◆ Work to complete: Go through the records line by line. Report how many lines contain "number", with nothing else.

BEGIN The input

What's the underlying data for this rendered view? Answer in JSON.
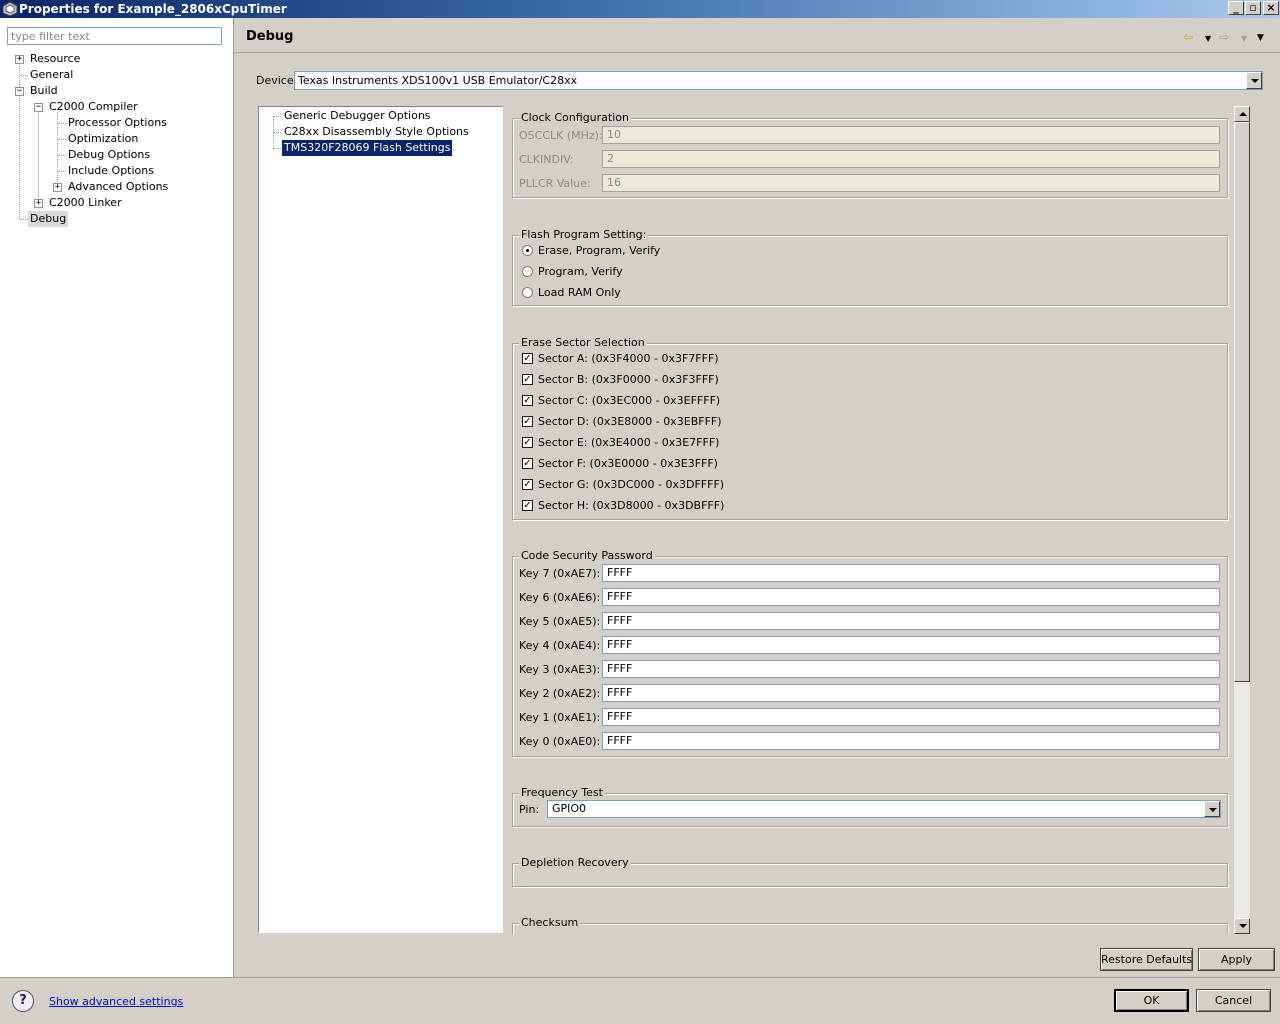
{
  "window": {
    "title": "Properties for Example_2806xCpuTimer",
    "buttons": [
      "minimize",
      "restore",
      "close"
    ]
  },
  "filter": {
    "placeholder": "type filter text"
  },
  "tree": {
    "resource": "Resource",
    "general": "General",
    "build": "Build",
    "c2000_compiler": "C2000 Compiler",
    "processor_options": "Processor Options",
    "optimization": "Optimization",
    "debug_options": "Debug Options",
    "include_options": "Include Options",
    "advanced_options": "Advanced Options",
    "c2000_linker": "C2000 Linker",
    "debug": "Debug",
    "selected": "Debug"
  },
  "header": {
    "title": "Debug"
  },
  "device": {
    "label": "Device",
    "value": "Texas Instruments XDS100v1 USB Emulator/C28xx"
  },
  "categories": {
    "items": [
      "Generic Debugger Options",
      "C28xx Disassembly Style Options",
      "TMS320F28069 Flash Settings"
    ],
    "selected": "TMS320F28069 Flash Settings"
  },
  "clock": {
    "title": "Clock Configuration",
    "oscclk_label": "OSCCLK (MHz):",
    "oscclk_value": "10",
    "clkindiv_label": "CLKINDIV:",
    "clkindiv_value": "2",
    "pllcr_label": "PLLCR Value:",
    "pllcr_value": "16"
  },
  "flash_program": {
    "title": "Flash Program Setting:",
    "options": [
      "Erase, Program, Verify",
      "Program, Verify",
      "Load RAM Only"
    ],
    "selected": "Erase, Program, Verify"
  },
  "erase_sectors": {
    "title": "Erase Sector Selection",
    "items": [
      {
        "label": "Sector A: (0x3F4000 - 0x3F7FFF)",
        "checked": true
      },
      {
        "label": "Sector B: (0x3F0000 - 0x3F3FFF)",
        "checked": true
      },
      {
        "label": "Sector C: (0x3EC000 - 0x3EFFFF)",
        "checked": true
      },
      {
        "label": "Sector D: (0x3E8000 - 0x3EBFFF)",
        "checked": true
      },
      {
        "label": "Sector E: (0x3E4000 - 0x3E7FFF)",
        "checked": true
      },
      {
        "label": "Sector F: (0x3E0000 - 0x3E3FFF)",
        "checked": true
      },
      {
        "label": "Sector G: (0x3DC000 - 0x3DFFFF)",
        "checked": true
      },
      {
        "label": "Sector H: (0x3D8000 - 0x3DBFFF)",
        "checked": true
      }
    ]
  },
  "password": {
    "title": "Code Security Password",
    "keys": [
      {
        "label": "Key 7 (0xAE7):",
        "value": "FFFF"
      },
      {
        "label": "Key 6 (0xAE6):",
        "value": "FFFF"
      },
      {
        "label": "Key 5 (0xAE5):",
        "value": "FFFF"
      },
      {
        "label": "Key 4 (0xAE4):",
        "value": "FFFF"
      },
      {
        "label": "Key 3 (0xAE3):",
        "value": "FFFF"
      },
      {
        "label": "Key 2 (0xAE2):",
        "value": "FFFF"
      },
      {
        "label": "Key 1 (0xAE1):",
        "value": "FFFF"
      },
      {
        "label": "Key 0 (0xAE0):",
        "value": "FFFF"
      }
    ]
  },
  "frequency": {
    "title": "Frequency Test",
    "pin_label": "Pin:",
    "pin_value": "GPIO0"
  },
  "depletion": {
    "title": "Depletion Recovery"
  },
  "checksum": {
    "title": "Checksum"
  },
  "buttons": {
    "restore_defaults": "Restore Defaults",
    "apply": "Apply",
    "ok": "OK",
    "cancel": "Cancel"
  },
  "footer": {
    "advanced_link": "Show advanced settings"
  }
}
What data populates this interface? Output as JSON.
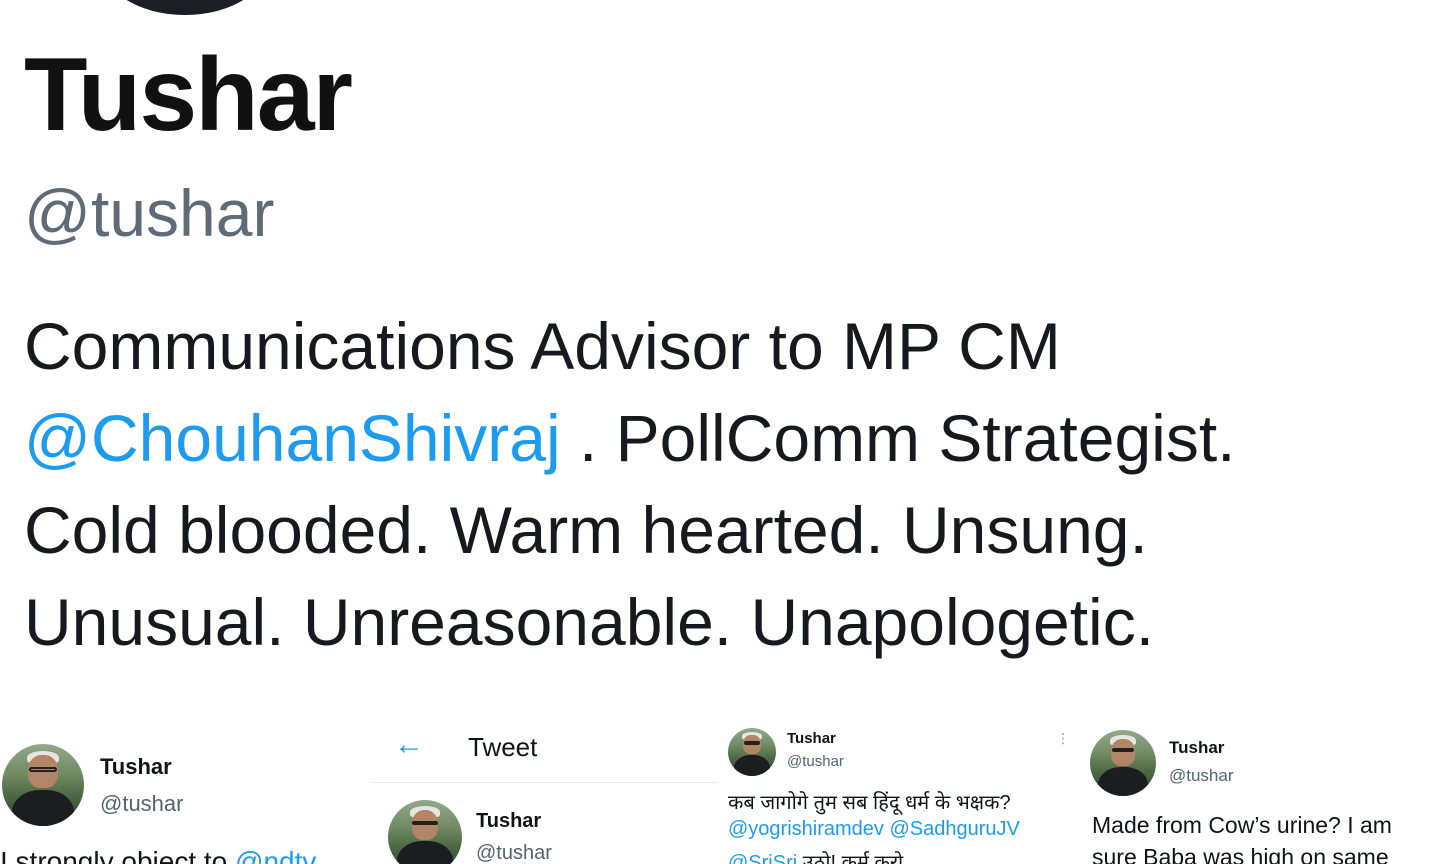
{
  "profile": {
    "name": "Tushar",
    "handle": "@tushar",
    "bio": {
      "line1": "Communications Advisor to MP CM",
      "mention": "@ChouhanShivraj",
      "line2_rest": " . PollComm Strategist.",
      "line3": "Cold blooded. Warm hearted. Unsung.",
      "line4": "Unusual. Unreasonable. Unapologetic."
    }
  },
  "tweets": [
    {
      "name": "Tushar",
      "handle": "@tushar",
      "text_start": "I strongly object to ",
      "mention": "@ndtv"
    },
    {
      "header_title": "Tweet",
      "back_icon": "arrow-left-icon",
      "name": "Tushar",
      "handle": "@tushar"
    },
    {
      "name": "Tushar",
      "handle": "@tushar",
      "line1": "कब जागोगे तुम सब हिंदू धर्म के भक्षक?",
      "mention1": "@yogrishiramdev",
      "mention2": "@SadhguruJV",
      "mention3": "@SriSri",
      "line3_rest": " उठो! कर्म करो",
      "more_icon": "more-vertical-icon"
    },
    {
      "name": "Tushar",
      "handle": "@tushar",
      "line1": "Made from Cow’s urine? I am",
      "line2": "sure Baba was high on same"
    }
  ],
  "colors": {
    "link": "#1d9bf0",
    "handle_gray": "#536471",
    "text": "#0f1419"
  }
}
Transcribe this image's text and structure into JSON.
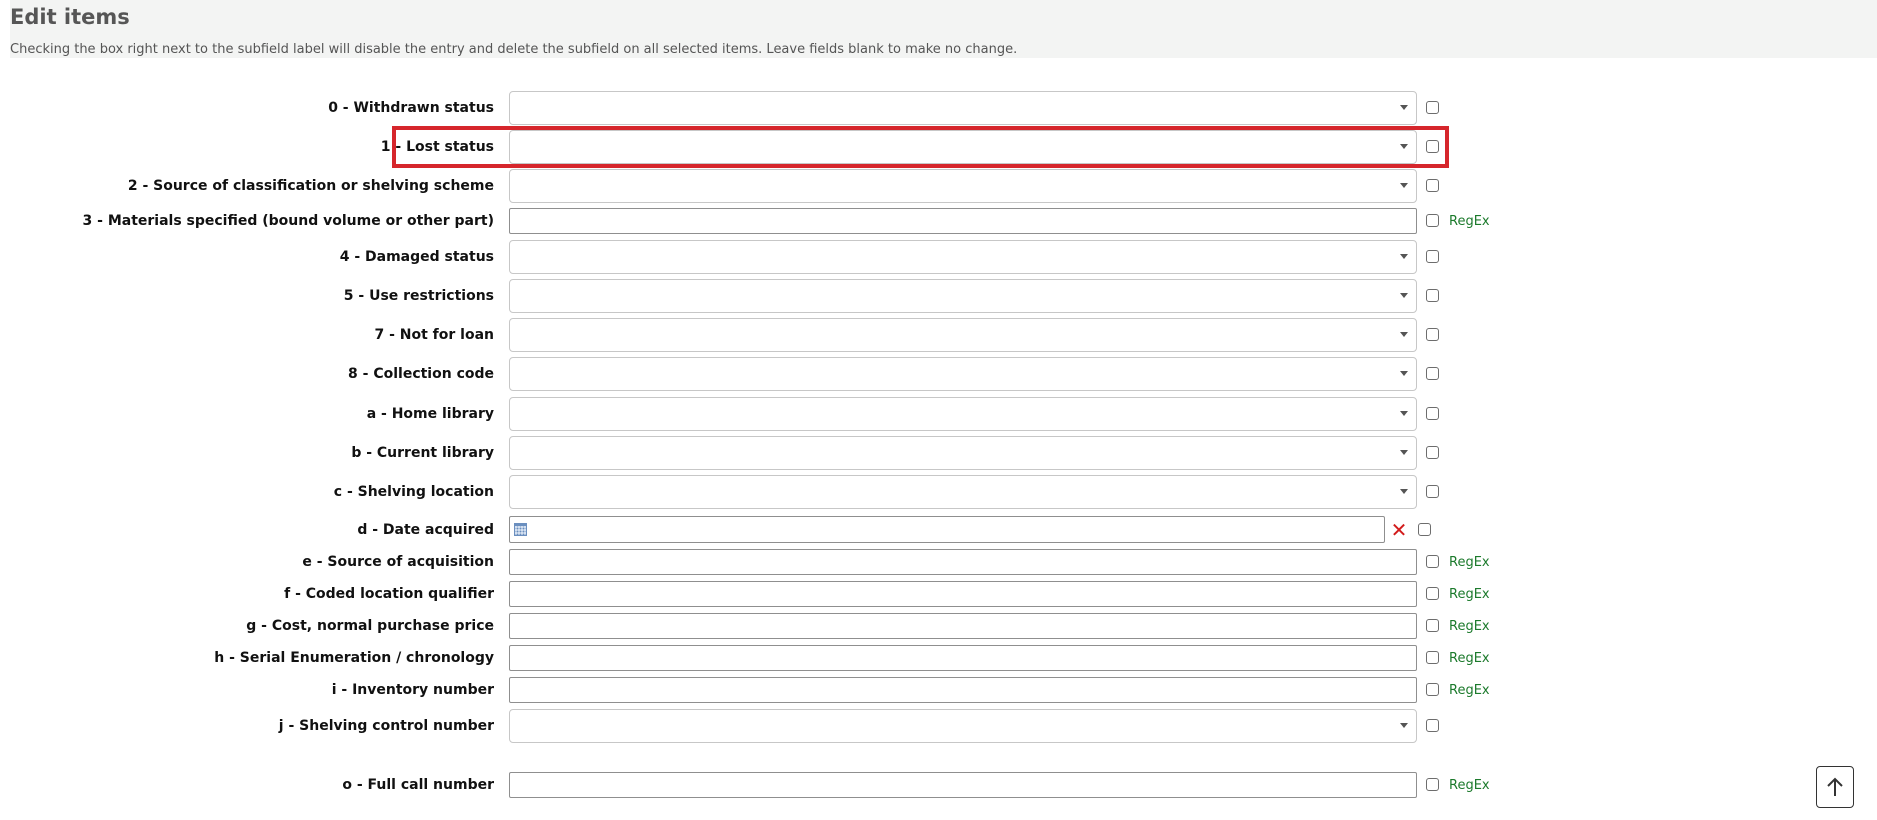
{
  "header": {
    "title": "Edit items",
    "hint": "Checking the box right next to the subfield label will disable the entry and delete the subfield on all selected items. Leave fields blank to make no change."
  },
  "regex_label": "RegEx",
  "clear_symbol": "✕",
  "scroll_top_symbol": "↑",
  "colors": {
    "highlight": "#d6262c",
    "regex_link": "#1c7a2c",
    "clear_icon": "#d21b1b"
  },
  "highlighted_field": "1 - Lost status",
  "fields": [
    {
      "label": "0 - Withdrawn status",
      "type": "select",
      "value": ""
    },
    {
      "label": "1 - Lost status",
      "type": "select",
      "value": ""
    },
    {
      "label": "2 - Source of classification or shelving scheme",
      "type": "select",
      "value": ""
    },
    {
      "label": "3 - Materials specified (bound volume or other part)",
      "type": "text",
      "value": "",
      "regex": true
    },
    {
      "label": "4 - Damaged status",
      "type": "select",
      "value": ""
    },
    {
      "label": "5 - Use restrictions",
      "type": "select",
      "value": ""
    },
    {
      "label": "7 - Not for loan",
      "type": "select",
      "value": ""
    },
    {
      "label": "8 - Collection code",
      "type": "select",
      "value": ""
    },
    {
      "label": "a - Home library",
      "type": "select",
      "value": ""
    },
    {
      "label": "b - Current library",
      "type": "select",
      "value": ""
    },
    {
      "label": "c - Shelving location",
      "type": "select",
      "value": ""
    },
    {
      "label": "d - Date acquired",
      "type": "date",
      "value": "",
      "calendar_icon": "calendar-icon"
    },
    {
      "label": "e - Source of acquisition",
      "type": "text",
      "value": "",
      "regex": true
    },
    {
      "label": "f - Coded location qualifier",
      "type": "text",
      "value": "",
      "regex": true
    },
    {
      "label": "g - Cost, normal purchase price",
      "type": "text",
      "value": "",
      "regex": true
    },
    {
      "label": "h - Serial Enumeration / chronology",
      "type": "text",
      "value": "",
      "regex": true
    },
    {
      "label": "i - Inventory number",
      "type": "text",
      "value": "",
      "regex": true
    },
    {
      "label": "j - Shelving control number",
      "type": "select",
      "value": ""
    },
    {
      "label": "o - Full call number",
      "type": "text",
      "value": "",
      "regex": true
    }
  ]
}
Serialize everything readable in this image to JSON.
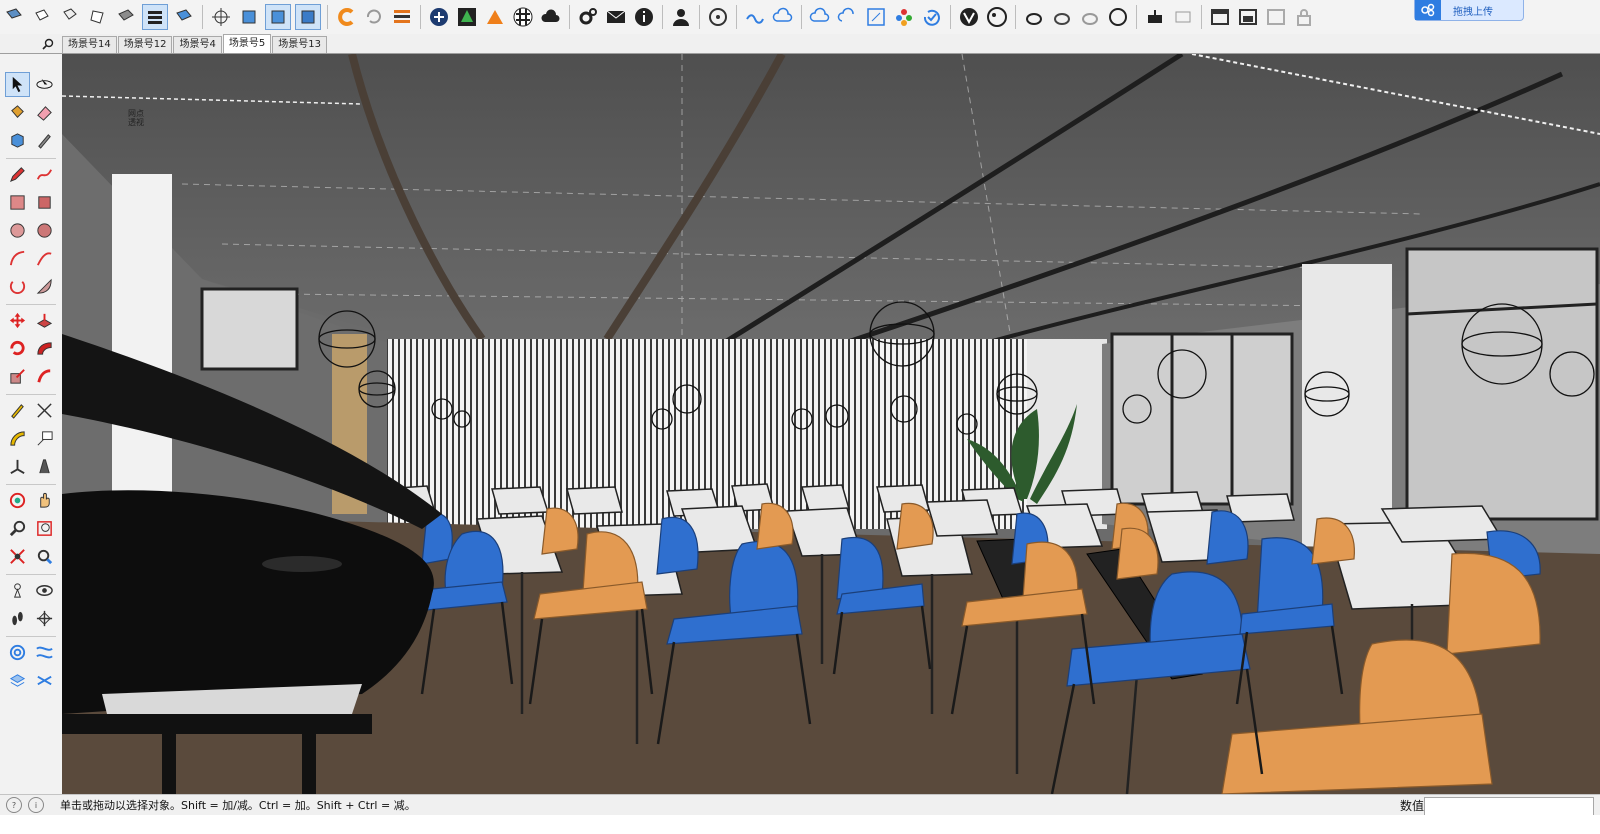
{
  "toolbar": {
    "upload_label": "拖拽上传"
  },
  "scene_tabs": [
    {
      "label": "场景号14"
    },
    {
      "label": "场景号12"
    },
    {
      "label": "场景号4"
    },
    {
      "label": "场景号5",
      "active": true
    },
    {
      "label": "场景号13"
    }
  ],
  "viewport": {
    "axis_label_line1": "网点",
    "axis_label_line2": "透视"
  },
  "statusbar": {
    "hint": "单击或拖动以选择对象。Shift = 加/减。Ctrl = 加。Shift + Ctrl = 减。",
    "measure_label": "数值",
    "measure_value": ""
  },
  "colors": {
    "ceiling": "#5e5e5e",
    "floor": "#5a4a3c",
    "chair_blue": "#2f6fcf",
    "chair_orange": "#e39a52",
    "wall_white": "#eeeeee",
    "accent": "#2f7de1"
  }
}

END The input

◆ Output for this exercise: 3